The safety gaps on one of the busiest commuter railway routes put the incumbent conservative government on the defensive. Kyriakos Mitsotakis promised to upgrade the system and seek support from the EU. He also promised to fully cooperate with a judicial probe into the crash.

What does it mean for the upcoming elections? New Democracy is already losing the comfortable lead of 7.5pp it had over Syriza. One poll suggests that New Democracy is still leading, but with 29% of the vote compared to 25% for Syriza. Mitsotakis' mishap in the immediate aftermath was to blame human error for the accident. This did not go down well with the voters. Even if he later apologised, some observers still see this gesture as too little and too late to repair the damage. Until the accident, it was was expected that Mitsotakis would call elections in April, but now it looks likely to be postponed, possibly even to the end of May.

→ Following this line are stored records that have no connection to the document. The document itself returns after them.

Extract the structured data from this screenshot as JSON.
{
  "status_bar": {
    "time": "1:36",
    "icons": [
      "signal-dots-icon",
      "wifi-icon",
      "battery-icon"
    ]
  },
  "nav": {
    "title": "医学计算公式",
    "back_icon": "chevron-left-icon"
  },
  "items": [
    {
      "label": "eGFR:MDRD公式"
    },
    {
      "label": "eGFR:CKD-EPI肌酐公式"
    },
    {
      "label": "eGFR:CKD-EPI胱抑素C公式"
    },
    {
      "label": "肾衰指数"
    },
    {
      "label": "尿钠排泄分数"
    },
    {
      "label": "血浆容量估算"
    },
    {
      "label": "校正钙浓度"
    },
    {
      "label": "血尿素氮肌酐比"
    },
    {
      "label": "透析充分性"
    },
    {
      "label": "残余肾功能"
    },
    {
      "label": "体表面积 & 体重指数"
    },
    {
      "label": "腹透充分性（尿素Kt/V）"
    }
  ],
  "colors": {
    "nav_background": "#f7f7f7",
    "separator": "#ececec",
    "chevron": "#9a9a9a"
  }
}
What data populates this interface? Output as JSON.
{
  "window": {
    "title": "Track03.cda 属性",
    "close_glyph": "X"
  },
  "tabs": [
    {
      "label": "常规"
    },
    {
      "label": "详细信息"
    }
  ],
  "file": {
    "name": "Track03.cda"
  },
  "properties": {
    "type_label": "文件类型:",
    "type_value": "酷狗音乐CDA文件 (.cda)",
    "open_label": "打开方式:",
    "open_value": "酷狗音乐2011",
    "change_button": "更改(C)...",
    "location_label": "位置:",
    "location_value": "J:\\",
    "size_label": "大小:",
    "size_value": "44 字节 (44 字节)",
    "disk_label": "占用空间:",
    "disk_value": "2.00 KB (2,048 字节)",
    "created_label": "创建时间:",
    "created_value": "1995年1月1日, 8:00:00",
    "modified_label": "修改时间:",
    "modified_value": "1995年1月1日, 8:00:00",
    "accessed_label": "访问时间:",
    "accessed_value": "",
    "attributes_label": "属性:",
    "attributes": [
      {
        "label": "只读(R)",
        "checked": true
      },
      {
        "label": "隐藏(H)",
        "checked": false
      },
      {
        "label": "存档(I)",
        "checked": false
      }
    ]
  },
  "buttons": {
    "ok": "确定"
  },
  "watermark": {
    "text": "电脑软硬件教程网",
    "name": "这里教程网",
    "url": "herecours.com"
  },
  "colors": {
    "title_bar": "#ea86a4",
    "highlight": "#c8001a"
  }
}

Not only New Democracy, but every major party including Syriza, have been in power at some point over the past 10 years. So negligence in rail safety could become part of their story too. This is why all bets are off in predicting an election outcome at this point in time.